▸ Work request: Down to the last line, the material below should be reproduced exactly.

== Segment start ==

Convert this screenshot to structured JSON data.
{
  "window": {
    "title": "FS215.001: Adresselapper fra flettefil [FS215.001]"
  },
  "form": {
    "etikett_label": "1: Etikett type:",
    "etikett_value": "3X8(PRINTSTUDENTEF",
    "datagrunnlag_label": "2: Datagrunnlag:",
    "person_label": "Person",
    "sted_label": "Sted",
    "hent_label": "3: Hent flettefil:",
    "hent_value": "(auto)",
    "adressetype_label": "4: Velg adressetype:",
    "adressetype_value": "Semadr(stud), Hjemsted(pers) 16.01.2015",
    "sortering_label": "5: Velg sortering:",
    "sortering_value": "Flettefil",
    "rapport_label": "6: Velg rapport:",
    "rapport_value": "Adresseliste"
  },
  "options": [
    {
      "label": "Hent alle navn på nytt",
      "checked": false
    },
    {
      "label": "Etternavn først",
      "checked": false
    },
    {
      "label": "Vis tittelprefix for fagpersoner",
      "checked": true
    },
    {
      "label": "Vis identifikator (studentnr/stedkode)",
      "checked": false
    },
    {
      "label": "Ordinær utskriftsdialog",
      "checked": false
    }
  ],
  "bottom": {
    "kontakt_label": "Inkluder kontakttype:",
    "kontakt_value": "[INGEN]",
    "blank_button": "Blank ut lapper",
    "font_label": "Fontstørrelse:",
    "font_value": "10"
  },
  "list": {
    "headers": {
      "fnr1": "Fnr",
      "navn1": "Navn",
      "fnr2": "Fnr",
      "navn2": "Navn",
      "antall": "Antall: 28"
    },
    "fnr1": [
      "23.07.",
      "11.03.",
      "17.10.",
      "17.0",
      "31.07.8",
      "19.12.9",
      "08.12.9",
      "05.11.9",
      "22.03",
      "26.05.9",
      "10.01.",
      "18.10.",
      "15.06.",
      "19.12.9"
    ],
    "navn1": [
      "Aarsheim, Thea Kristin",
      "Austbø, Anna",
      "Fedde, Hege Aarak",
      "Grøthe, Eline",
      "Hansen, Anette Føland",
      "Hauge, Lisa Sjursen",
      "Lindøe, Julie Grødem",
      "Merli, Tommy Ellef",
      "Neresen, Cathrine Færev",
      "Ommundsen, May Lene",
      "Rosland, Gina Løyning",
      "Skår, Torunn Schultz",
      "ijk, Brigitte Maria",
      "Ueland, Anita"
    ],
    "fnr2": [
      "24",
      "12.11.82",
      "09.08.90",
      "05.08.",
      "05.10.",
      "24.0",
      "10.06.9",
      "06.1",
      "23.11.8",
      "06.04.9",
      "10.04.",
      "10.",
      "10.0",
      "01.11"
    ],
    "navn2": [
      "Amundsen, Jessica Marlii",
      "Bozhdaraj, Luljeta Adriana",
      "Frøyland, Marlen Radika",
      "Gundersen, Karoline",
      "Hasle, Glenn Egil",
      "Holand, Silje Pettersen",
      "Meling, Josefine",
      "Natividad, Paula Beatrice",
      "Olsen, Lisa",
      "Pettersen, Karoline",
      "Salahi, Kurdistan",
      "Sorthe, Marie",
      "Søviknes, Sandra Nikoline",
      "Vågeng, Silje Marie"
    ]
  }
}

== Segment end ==

▸ Response area:
Convert this screenshot to structured JSON data.
{
  "window": {
    "title": "FS215.001: Adresselapper fra flettefil [FS215.001]"
  },
  "form": {
    "etikett_label": "1: Etikett type:",
    "etikett_value": "3X8(PRINTSTUDENTEF",
    "datagrunnlag_label": "2: Datagrunnlag:",
    "person_label": "Person",
    "sted_label": "Sted",
    "hent_label": "3: Hent flettefil:",
    "hent_value": "(auto)",
    "adressetype_label": "4: Velg adressetype:",
    "adressetype_value": "Semadr(stud), Hjemsted(pers) 16.01.2015",
    "sortering_label": "5: Velg sortering:",
    "sortering_value": "Flettefil",
    "rapport_label": "6: Velg rapport:",
    "rapport_value": "Adresseliste"
  },
  "options": [
    {
      "label": "Hent alle navn på nytt",
      "checked": false
    },
    {
      "label": "Etternavn først",
      "checked": false
    },
    {
      "label": "Vis tittelprefix for fagpersoner",
      "checked": true
    },
    {
      "label": "Vis identifikator (studentnr/stedkode)",
      "checked": false
    },
    {
      "label": "Ordinær utskriftsdialog",
      "checked": false
    }
  ],
  "bottom": {
    "kontakt_label": "Inkluder kontakttype:",
    "kontakt_value": "[INGEN]",
    "blank_button": "Blank ut lapper",
    "font_label": "Fontstørrelse:",
    "font_value": "10"
  },
  "list": {
    "headers": {
      "fnr1": "Fnr",
      "navn1": "Navn",
      "fnr2": "Fnr",
      "navn2": "Navn",
      "antall": "Antall: 28"
    },
    "fnr1": [
      "23.07.",
      "11.03.",
      "17.10.",
      "17.0",
      "31.07.8",
      "19.12.9",
      "08.12.9",
      "05.11.9",
      "22.03",
      "26.05.9",
      "10.01.",
      "18.10.",
      "15.06.",
      "19.12.9"
    ],
    "navn1": [
      "Aarsheim, Thea Kristin",
      "Austbø, Anna",
      "Fedde, Hege Aarak",
      "Grøthe, Eline",
      "Hansen, Anette Føland",
      "Hauge, Lisa Sjursen",
      "Lindøe, Julie Grødem",
      "Merli, Tommy Ellef",
      "Neresen, Cathrine Færev",
      "Ommundsen, May Lene",
      "Rosland, Gina Løyning",
      "Skår, Torunn Schultz",
      "ijk, Brigitte Maria",
      "Ueland, Anita"
    ],
    "fnr2": [
      "24",
      "12.11.82",
      "09.08.90",
      "05.08.",
      "05.10.",
      "24.0",
      "10.06.9",
      "06.1",
      "23.11.8",
      "06.04.9",
      "10.04.",
      "10.",
      "10.0",
      "01.11"
    ],
    "navn2": [
      "Amundsen, Jessica Marlii",
      "Bozhdaraj, Luljeta Adriana",
      "Frøyland, Marlen Radika",
      "Gundersen, Karoline",
      "Hasle, Glenn Egil",
      "Holand, Silje Pettersen",
      "Meling, Josefine",
      "Natividad, Paula Beatrice",
      "Olsen, Lisa",
      "Pettersen, Karoline",
      "Salahi, Kurdistan",
      "Sorthe, Marie",
      "Søviknes, Sandra Nikoline",
      "Vågeng, Silje Marie"
    ]
  }
}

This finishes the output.